ACTIVITY:
The response should be a precise copy of every entry.

Dataset rows describing interfaces
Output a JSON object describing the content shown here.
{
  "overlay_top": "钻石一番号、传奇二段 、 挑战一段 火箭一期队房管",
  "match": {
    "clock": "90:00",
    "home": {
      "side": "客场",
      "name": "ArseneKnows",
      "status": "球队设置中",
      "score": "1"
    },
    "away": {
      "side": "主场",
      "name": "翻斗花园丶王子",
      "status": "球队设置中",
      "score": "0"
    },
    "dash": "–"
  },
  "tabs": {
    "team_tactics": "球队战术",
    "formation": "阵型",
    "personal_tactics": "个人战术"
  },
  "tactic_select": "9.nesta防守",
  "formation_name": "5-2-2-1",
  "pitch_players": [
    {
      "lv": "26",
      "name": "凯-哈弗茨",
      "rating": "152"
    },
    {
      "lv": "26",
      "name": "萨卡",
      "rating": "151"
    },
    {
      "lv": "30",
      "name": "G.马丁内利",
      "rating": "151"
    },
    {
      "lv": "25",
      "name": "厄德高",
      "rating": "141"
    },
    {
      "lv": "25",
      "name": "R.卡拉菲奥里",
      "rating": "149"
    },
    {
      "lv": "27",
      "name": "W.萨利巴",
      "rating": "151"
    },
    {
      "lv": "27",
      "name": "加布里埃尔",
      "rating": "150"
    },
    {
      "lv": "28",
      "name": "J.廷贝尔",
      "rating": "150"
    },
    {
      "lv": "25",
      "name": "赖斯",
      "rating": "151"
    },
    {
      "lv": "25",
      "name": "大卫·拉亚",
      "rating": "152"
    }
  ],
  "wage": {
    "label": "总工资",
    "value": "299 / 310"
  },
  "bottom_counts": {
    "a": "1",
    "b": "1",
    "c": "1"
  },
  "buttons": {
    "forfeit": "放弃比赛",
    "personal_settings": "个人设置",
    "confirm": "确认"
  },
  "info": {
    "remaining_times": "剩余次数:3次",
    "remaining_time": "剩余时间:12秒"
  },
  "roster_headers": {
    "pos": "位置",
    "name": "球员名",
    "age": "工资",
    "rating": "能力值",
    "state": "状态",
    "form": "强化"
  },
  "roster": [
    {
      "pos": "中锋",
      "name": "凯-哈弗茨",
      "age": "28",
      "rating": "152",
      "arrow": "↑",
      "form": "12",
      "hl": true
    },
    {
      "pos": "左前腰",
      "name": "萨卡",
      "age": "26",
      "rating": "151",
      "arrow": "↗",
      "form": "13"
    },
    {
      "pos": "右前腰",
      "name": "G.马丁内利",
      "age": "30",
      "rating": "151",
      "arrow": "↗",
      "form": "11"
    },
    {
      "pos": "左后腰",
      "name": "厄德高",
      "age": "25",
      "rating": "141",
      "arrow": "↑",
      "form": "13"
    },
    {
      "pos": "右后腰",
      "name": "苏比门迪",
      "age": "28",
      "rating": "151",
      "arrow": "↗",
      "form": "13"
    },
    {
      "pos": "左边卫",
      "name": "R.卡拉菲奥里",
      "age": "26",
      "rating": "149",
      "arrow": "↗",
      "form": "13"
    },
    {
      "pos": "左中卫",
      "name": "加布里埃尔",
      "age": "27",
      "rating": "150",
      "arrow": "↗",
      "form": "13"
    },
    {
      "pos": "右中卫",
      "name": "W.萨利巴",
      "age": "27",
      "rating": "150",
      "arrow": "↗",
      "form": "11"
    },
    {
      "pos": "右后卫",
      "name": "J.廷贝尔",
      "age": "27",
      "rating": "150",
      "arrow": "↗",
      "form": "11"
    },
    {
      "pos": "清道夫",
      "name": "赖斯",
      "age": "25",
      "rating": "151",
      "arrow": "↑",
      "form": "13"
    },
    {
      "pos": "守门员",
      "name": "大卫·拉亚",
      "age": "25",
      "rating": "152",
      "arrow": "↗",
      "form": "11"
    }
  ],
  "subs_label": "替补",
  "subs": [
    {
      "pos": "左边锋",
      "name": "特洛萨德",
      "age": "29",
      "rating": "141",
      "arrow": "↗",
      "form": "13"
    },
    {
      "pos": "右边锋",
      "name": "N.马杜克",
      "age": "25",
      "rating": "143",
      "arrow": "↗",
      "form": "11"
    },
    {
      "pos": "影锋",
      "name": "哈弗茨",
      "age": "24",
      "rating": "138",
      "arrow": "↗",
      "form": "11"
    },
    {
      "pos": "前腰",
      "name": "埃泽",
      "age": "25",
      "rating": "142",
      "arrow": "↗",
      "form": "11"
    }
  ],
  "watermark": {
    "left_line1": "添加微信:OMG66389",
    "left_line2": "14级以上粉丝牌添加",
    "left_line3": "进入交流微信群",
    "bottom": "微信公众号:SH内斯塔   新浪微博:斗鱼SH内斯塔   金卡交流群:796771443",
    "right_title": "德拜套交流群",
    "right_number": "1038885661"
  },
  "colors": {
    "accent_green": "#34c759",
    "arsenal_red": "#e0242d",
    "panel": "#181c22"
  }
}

FINAL ANSWER:
Output a JSON object describing the content shown here.
{
  "overlay_top": "钻石一番号、传奇二段 、 挑战一段 火箭一期队房管",
  "match": {
    "clock": "90:00",
    "home": {
      "side": "客场",
      "name": "ArseneKnows",
      "status": "球队设置中",
      "score": "1"
    },
    "away": {
      "side": "主场",
      "name": "翻斗花园丶王子",
      "status": "球队设置中",
      "score": "0"
    },
    "dash": "–"
  },
  "tabs": {
    "team_tactics": "球队战术",
    "formation": "阵型",
    "personal_tactics": "个人战术"
  },
  "tactic_select": "9.nesta防守",
  "formation_name": "5-2-2-1",
  "pitch_players": [
    {
      "lv": "26",
      "name": "凯-哈弗茨",
      "rating": "152"
    },
    {
      "lv": "26",
      "name": "萨卡",
      "rating": "151"
    },
    {
      "lv": "30",
      "name": "G.马丁内利",
      "rating": "151"
    },
    {
      "lv": "25",
      "name": "厄德高",
      "rating": "141"
    },
    {
      "lv": "25",
      "name": "R.卡拉菲奥里",
      "rating": "149"
    },
    {
      "lv": "27",
      "name": "W.萨利巴",
      "rating": "151"
    },
    {
      "lv": "27",
      "name": "加布里埃尔",
      "rating": "150"
    },
    {
      "lv": "28",
      "name": "J.廷贝尔",
      "rating": "150"
    },
    {
      "lv": "25",
      "name": "赖斯",
      "rating": "151"
    },
    {
      "lv": "25",
      "name": "大卫·拉亚",
      "rating": "152"
    }
  ],
  "wage": {
    "label": "总工资",
    "value": "299 / 310"
  },
  "bottom_counts": {
    "a": "1",
    "b": "1",
    "c": "1"
  },
  "buttons": {
    "forfeit": "放弃比赛",
    "personal_settings": "个人设置",
    "confirm": "确认"
  },
  "info": {
    "remaining_times": "剩余次数:3次",
    "remaining_time": "剩余时间:12秒"
  },
  "roster_headers": {
    "pos": "位置",
    "name": "球员名",
    "age": "工资",
    "rating": "能力值",
    "state": "状态",
    "form": "强化"
  },
  "roster": [
    {
      "pos": "中锋",
      "name": "凯-哈弗茨",
      "age": "28",
      "rating": "152",
      "arrow": "↑",
      "form": "12",
      "hl": true
    },
    {
      "pos": "左前腰",
      "name": "萨卡",
      "age": "26",
      "rating": "151",
      "arrow": "↗",
      "form": "13"
    },
    {
      "pos": "右前腰",
      "name": "G.马丁内利",
      "age": "30",
      "rating": "151",
      "arrow": "↗",
      "form": "11"
    },
    {
      "pos": "左后腰",
      "name": "厄德高",
      "age": "25",
      "rating": "141",
      "arrow": "↑",
      "form": "13"
    },
    {
      "pos": "右后腰",
      "name": "苏比门迪",
      "age": "28",
      "rating": "151",
      "arrow": "↗",
      "form": "13"
    },
    {
      "pos": "左边卫",
      "name": "R.卡拉菲奥里",
      "age": "26",
      "rating": "149",
      "arrow": "↗",
      "form": "13"
    },
    {
      "pos": "左中卫",
      "name": "加布里埃尔",
      "age": "27",
      "rating": "150",
      "arrow": "↗",
      "form": "13"
    },
    {
      "pos": "右中卫",
      "name": "W.萨利巴",
      "age": "27",
      "rating": "150",
      "arrow": "↗",
      "form": "11"
    },
    {
      "pos": "右后卫",
      "name": "J.廷贝尔",
      "age": "27",
      "rating": "150",
      "arrow": "↗",
      "form": "11"
    },
    {
      "pos": "清道夫",
      "name": "赖斯",
      "age": "25",
      "rating": "151",
      "arrow": "↑",
      "form": "13"
    },
    {
      "pos": "守门员",
      "name": "大卫·拉亚",
      "age": "25",
      "rating": "152",
      "arrow": "↗",
      "form": "11"
    }
  ],
  "subs_label": "替补",
  "subs": [
    {
      "pos": "左边锋",
      "name": "特洛萨德",
      "age": "29",
      "rating": "141",
      "arrow": "↗",
      "form": "13"
    },
    {
      "pos": "右边锋",
      "name": "N.马杜克",
      "age": "25",
      "rating": "143",
      "arrow": "↗",
      "form": "11"
    },
    {
      "pos": "影锋",
      "name": "哈弗茨",
      "age": "24",
      "rating": "138",
      "arrow": "↗",
      "form": "11"
    },
    {
      "pos": "前腰",
      "name": "埃泽",
      "age": "25",
      "rating": "142",
      "arrow": "↗",
      "form": "11"
    }
  ],
  "watermark": {
    "left_line1": "添加微信:OMG66389",
    "left_line2": "14级以上粉丝牌添加",
    "left_line3": "进入交流微信群",
    "bottom": "微信公众号:SH内斯塔   新浪微博:斗鱼SH内斯塔   金卡交流群:796771443",
    "right_title": "德拜套交流群",
    "right_number": "1038885661"
  },
  "colors": {
    "accent_green": "#34c759",
    "arsenal_red": "#e0242d",
    "panel": "#181c22"
  }
}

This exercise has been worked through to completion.